In Star Trek we have been made familiar with a fictional device called the Universal translator, which allows for instant translation between different species without those species needing to learn Federation Standard. This was first mentioned and used in Star Trek: Enterprise where an Ensign called Hoshi Sato improved on the translation tech currently available and the improvements allowed for a portable unit to be used, thus making communication easier. Initially, the new language was compared to other Terran dialects and friendly species to make strange words sound like Federation Standard to the humans in Star Trek; the same was done for all the different languages among the people.
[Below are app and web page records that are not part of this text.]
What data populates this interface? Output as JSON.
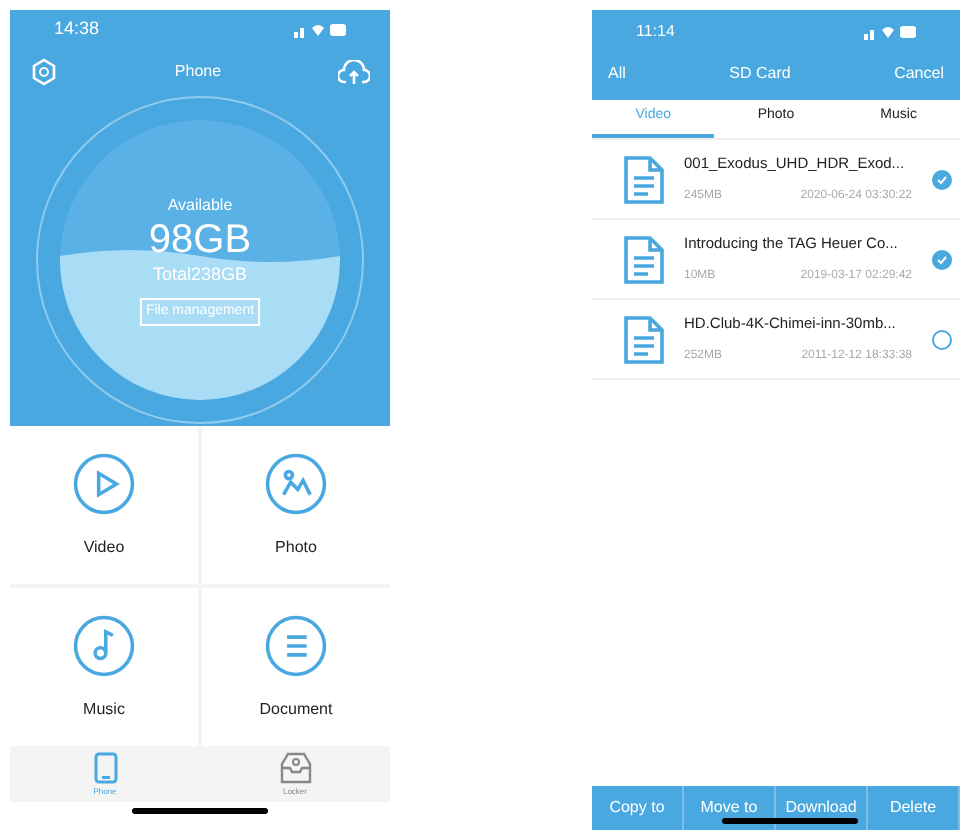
{
  "phone_screen": {
    "status_bar": {
      "time": "14:38"
    },
    "title": "Phone",
    "storage": {
      "label": "Available",
      "free": "98GB",
      "total": "Total238GB",
      "button": "File management"
    },
    "categories": [
      {
        "kind": "video",
        "label": "Video"
      },
      {
        "kind": "photo",
        "label": "Photo"
      },
      {
        "kind": "music",
        "label": "Music"
      },
      {
        "kind": "document",
        "label": "Document"
      }
    ],
    "tab_bar": [
      {
        "kind": "phone",
        "label": "Phone",
        "selected": true
      },
      {
        "kind": "locker",
        "label": "Locker",
        "selected": false
      }
    ]
  },
  "sd_card_screen": {
    "status_bar": {
      "time": "11:14"
    },
    "left_action": "All",
    "title": "SD Card",
    "right_action": "Cancel",
    "tabs": [
      {
        "label": "Video",
        "selected": true
      },
      {
        "label": "Photo",
        "selected": false
      },
      {
        "label": "Music",
        "selected": false
      }
    ],
    "files": [
      {
        "name": "001_Exodus_UHD_HDR_Exod...",
        "size": "245MB",
        "date": "2020-06-24 03:30:22",
        "checked": true
      },
      {
        "name": "Introducing the TAG Heuer Co...",
        "size": "10MB",
        "date": "2019-03-17 02:29:42",
        "checked": true
      },
      {
        "name": "HD.Club-4K-Chimei-inn-30mb...",
        "size": "252MB",
        "date": "2011-12-12 18:33:38",
        "checked": false
      }
    ],
    "actions": [
      "Copy to",
      "Move to",
      "Download",
      "Delete"
    ]
  }
}
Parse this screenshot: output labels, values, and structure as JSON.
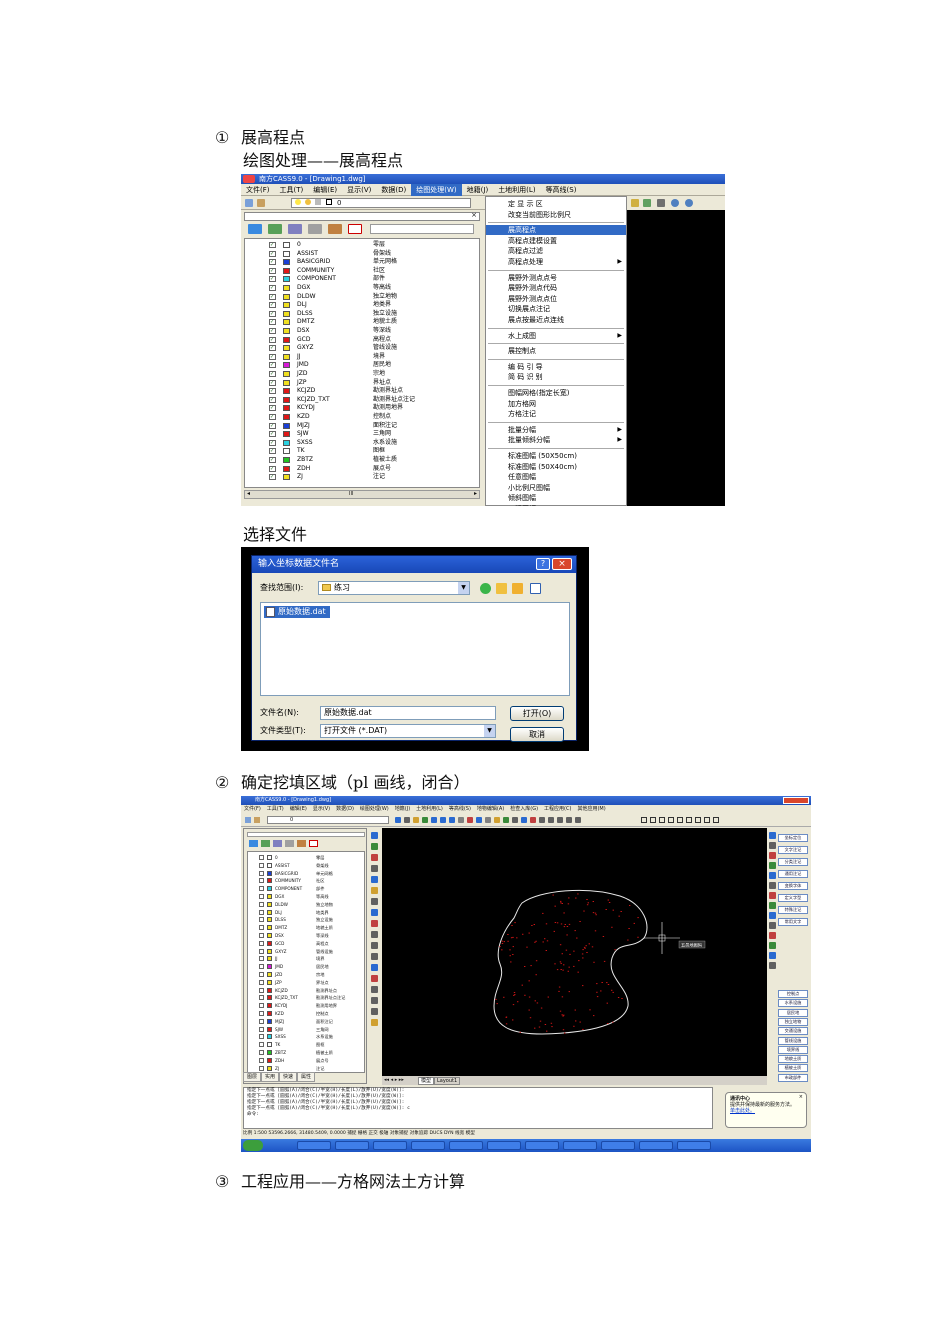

In Captain Archer’s time, the universal translators were blocky and small enough to be hidden when on missions. Eventually, the universal translators were merged with the personal communications devices, so when away teams during Archer’s time visited a planet the communicators automatically translated. This only worked if the foreign language was already known, otherwise, away teams during the 2150s used a proper universal translator to collect data on the new language. This continued until the creation of the United Federation of Planets.
Before 2161, the collection of languages was at best rudimentary, but collecting scientific data was more refined and Starfleet had more foreign languages to compare new ones too. Over the decades, the universal translators improved and ended up as a feature of comm badges we see in later Star Trek series. In today’s world a form of these devices exist, but they operate in a limited way: You speak a phrase in English, and it will spit back what that phrase would be in another language. One drawback is that they only work with predetermined words we know about, but the underlying technology does exist in today’s world.
Want to know more about the technology available in the Star Trek universe? Check out UFOP: Starbase 118 Star Trek PBEM RPG’s very own Starfleet Equipment & Devices page.